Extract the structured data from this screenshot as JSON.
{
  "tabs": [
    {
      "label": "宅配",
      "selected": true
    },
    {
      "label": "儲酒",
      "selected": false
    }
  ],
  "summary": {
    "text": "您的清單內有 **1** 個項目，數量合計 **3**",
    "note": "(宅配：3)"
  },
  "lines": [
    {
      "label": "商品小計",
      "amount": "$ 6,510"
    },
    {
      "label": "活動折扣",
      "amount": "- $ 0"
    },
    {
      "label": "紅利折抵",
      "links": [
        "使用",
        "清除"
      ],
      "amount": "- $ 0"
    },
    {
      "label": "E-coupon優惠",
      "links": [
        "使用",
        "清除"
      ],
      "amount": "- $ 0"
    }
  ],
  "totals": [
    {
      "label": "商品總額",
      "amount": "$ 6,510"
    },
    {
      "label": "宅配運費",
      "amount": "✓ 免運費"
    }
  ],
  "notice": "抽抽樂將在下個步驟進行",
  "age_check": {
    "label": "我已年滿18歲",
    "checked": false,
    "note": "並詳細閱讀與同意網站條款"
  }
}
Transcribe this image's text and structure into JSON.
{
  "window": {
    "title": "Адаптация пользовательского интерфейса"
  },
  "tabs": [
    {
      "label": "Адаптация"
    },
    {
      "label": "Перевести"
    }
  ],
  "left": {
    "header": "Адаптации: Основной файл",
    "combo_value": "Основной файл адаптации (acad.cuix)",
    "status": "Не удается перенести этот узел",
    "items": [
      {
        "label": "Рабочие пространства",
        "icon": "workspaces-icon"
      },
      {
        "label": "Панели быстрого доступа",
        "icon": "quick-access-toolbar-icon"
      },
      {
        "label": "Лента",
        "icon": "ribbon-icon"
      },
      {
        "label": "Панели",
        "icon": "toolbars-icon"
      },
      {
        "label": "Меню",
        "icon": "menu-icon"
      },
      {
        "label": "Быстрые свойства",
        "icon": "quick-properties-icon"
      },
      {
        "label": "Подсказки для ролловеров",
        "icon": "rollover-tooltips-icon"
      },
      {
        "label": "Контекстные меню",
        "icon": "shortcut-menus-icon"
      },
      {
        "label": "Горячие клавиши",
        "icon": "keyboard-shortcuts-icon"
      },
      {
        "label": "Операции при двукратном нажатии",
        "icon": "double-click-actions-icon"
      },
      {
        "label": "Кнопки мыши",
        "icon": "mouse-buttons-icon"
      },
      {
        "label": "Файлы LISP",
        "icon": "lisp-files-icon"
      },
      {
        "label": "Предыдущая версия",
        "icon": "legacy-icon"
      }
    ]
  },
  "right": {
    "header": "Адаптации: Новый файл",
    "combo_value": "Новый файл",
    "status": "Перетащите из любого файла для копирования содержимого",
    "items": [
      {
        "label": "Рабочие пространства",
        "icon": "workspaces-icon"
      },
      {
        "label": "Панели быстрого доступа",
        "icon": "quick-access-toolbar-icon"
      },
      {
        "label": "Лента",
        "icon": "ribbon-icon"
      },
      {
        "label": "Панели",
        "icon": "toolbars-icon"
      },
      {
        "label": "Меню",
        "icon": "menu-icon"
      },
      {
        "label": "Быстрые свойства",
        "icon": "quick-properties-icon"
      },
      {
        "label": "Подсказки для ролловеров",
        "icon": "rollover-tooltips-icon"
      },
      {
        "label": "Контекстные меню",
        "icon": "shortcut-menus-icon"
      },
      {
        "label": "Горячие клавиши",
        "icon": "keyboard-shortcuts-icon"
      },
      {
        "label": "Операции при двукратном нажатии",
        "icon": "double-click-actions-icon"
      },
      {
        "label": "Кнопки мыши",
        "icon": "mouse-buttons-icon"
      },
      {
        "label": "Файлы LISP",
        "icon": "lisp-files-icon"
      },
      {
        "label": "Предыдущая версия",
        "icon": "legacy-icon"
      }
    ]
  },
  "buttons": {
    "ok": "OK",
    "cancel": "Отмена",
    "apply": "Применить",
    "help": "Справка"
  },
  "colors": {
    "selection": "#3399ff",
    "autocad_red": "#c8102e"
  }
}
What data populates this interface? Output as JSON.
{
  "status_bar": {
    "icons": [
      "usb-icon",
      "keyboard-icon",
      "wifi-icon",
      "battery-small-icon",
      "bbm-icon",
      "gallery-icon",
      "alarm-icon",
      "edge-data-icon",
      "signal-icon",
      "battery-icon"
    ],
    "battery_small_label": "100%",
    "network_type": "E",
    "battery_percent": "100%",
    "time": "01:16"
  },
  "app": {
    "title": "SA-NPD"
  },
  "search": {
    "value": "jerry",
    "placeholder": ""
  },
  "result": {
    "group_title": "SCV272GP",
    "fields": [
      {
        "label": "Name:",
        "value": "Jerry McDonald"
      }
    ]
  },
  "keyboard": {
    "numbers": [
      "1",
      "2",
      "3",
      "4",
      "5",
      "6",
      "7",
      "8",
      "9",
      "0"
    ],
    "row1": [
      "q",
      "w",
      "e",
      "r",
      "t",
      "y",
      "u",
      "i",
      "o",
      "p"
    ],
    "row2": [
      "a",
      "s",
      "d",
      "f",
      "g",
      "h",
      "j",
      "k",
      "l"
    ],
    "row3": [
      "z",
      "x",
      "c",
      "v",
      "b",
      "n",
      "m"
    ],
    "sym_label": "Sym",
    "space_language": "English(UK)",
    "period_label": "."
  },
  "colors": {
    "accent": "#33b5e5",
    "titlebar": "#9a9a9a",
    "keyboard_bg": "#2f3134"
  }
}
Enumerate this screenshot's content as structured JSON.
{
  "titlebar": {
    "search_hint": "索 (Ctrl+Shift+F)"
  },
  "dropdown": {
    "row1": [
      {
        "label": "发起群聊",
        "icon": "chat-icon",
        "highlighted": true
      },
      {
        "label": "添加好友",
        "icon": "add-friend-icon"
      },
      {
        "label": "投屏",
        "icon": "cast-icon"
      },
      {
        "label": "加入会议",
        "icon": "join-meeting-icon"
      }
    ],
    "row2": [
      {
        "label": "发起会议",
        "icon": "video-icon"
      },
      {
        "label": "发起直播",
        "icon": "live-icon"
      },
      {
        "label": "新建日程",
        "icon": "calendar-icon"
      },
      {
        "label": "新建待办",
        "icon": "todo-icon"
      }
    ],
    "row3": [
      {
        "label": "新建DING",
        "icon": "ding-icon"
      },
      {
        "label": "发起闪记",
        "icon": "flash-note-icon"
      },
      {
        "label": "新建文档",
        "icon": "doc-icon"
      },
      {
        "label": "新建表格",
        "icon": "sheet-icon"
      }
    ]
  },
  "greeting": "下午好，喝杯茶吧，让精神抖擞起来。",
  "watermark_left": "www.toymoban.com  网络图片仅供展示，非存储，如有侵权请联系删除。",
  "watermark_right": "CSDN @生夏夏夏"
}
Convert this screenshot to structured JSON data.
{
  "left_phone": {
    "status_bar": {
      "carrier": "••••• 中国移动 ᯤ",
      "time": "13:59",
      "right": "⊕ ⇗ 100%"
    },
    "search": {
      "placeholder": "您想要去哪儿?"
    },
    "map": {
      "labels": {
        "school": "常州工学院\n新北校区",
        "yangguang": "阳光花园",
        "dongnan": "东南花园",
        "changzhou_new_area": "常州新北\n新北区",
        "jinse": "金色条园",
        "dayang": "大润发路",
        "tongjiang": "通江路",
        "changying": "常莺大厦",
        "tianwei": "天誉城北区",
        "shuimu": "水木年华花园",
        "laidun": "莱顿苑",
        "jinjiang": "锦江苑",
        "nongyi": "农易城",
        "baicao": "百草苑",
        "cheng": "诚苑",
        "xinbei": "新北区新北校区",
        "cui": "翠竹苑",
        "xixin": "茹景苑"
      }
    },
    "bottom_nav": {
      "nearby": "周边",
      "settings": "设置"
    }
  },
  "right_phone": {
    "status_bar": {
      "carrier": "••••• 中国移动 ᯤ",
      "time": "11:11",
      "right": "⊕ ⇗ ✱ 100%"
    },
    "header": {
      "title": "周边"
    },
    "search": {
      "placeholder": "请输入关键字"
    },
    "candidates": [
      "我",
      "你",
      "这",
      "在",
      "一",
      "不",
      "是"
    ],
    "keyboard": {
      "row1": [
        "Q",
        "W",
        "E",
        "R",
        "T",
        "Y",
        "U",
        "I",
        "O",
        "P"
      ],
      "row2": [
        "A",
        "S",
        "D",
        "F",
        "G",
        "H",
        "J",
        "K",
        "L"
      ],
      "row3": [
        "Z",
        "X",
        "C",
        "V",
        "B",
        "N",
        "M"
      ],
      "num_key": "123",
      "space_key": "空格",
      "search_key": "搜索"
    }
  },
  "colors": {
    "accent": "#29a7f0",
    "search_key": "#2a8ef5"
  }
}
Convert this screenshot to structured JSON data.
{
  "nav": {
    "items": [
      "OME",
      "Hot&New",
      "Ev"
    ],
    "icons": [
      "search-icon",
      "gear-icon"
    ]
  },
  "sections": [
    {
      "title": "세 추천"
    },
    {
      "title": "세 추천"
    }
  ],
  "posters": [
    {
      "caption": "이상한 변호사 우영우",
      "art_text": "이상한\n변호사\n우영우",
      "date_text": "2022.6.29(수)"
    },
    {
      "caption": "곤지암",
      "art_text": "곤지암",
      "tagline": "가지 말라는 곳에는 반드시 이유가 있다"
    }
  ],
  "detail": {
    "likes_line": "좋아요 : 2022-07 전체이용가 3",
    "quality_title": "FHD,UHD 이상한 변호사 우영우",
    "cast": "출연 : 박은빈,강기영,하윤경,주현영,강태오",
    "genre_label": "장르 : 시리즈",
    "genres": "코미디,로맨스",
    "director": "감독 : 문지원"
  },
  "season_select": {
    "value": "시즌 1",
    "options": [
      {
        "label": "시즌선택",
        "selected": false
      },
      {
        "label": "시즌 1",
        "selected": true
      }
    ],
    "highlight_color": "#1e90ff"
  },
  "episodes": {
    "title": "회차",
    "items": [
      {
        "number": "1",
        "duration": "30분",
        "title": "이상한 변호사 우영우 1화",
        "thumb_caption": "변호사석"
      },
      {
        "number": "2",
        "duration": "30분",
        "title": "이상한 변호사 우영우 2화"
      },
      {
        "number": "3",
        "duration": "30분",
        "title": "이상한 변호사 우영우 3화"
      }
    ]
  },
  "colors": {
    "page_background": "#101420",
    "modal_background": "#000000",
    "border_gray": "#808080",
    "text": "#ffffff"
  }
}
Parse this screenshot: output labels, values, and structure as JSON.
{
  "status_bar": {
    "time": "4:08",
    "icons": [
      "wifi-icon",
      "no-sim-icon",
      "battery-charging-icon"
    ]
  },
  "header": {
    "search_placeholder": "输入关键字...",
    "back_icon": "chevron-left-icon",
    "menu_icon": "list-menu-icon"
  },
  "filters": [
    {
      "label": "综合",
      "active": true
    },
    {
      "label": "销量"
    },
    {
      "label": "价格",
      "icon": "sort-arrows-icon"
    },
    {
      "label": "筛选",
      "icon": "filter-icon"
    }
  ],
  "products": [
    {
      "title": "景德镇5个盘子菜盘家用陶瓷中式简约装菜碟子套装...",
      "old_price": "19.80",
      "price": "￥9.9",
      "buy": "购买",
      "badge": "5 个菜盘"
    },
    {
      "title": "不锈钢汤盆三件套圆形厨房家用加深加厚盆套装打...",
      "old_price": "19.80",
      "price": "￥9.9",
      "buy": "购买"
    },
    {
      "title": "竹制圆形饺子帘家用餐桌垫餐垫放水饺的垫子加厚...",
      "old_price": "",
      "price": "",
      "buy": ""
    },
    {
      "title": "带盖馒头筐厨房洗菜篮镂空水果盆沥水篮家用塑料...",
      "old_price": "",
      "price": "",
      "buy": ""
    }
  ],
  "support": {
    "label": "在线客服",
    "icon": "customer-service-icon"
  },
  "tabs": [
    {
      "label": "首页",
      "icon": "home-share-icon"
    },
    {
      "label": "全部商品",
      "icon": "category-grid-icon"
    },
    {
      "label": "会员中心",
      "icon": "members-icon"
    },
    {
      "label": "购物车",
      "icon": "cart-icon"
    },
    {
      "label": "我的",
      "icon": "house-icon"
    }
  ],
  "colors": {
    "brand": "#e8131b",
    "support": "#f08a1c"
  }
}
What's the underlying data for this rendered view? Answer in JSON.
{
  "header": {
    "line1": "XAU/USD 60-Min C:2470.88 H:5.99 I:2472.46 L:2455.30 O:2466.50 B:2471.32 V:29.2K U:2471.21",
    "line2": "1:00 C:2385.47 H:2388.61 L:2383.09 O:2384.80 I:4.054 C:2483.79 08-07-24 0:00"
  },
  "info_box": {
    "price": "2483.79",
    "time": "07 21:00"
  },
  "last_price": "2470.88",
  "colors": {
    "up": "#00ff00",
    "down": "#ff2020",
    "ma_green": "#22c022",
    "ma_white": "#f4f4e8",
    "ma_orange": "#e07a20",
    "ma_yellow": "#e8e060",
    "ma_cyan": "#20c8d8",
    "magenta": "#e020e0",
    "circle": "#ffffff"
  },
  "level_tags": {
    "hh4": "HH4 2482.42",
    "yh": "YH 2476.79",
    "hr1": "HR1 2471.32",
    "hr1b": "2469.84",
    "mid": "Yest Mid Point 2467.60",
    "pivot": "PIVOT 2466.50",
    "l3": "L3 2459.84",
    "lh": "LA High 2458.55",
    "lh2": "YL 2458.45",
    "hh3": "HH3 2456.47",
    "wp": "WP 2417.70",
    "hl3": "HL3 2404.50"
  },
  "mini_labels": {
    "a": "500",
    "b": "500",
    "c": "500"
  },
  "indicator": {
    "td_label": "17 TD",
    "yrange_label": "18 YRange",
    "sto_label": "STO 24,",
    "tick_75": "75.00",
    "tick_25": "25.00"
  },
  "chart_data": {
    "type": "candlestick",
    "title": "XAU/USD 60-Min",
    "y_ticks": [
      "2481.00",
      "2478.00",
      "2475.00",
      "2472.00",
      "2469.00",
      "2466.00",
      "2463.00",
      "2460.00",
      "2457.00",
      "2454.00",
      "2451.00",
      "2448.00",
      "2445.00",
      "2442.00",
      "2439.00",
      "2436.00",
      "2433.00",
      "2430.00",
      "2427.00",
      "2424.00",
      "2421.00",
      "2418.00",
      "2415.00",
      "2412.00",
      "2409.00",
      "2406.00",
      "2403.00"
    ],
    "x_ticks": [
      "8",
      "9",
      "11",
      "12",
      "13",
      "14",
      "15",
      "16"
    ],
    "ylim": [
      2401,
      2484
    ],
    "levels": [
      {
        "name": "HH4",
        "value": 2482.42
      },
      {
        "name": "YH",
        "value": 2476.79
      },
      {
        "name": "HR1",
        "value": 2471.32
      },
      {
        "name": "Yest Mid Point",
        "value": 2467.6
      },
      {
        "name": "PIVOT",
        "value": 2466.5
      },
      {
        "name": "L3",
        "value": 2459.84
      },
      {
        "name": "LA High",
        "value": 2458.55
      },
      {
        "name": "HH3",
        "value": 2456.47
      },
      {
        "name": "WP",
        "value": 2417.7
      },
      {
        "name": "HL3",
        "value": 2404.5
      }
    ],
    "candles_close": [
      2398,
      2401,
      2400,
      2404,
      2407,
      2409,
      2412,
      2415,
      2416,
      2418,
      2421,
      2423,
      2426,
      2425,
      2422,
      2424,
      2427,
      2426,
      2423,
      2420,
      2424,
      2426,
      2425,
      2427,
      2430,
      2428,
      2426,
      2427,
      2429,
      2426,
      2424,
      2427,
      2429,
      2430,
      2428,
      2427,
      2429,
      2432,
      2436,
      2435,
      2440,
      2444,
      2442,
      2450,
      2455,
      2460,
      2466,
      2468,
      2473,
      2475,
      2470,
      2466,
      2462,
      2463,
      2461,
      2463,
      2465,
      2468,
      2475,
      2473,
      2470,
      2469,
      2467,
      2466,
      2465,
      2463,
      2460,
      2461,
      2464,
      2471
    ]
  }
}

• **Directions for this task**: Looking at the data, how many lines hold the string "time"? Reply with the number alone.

• **Answer to the exercise**: 5